Friday, August 11, 2023

Unholy Land by Lavie Tdihar

This is a story of layers, of successive revelations. I'm going to try to avoid spoiling those, but it's a danger. So if you hate all spoiling, you may want to go into this book cold.

Unholy Land was Lavie Tidhar's new novel for 2018, after Central Station and before By Force Alone. It looks like an alternate history at first glance, and is that. It's more than that, but, again, I don't want to spoil things, so I'll hint and nod rather than explain.

Lior Tirosh is a detective novelist, probably in his thirties. He's not unsuccessful - he has a career, a reasonably high-powered London literary agent, and fans across the globe - but his books are somewhat formulaic, not nearly as literary as he'd like to think they are, and not nearly as popular as he'd hope. He has a broken marriage behind him and one young son, Isaac, whose fate not quite clear as the novel begins.

Tirosh is flying from Berlin, where he lives, back to his homeland, to see his aged father. That homeland is the first SFnal element of the book: Tirosh was born in Palestina, a land the British Empire carved out of East Africa in the early 20th century as a new homeland for Jews. It's now some years later - maybe the modern day, maybe the end of the 20th century? - and Palestina is now trying to build a wall around itself, to close off the Disputed Territories, keep out terrorists, and assert its control. Otherwise, this world is similar to our own, though maybe with less genocide - WWII seems to have been smaller, mostly an imperial struggle between Germany and England that ended with Hitler's assassination. The big empires have been broken up, we think - but, it seems, later and/or slower than it happened in our world.

Tirosh is one of three main characters in the book, one of three viewpoints. Telling you much of anything about the other two would give everything away. Tirosh is seen in third person; the others each take first and second. And they are deeply tied to further SFnal ideas that bubble up in Unholy Land, as Tirosh lands in Ararat City and re-engages with the land of his birth and with the idea of a Jewish homeland. With all of the ideas of Jewish homelands, Palestina and Israel and others - all of the ways his people thought of finding a place for themselves, with and without shoving everyone else out.

Tirosh is obviously something of a stand-in for his author: their names are similar, their careers are similar. (I can't speak to their personal situations, though, from The Escapement, I think Tidhar also has a son, and that son may have had some serious illness.)

Unholy Land gets more SFnal from that initial alt-history premise; the other viewpoints are deeply intertwined with a deeper plot with larger implications. Tirosh himself is something in the territory between bystander, vital witness, and catalyst - this all could possibly happen without him, but his being there makes it easier, maybe even inevitable.

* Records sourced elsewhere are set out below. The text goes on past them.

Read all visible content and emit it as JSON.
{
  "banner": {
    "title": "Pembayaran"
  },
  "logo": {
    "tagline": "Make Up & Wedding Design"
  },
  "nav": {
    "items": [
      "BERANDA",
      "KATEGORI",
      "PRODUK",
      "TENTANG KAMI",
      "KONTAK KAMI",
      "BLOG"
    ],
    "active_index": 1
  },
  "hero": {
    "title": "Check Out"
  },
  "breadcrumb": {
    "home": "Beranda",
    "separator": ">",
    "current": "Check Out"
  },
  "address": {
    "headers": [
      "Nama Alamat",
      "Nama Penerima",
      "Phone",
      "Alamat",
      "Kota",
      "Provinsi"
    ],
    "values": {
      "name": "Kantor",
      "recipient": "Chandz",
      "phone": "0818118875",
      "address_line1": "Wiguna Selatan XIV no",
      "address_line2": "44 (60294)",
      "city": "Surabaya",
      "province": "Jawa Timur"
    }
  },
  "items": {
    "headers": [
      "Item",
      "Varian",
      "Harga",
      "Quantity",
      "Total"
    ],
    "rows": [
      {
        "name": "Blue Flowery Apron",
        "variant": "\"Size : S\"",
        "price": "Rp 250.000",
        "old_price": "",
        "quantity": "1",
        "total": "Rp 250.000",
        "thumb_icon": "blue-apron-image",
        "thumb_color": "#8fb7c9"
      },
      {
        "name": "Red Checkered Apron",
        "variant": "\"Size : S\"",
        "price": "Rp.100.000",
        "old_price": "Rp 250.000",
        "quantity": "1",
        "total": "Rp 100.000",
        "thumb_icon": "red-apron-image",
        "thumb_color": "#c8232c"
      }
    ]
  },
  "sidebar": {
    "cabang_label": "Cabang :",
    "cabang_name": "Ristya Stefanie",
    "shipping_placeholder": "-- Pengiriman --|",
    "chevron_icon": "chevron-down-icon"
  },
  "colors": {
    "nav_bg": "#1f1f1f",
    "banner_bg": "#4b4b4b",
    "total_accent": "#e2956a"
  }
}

It all moves quicker and quicker, as the problems increase and the dangers heighten: there's plenty of violence and action and mystery, as Tirosh navigates a world less familiar than he expected and finds himself acting like one of his own characters.

Unholy Land raises big questions and grapples strongly with them, in the ways strong SFF can - making philosophical ideas real and graspable, things that people can fight over and shove societies into. I've been impressed by all of Tidhar's books I've read, and this was another thought-provoking, powerful, strongly written one.

No comments:

Post a Comment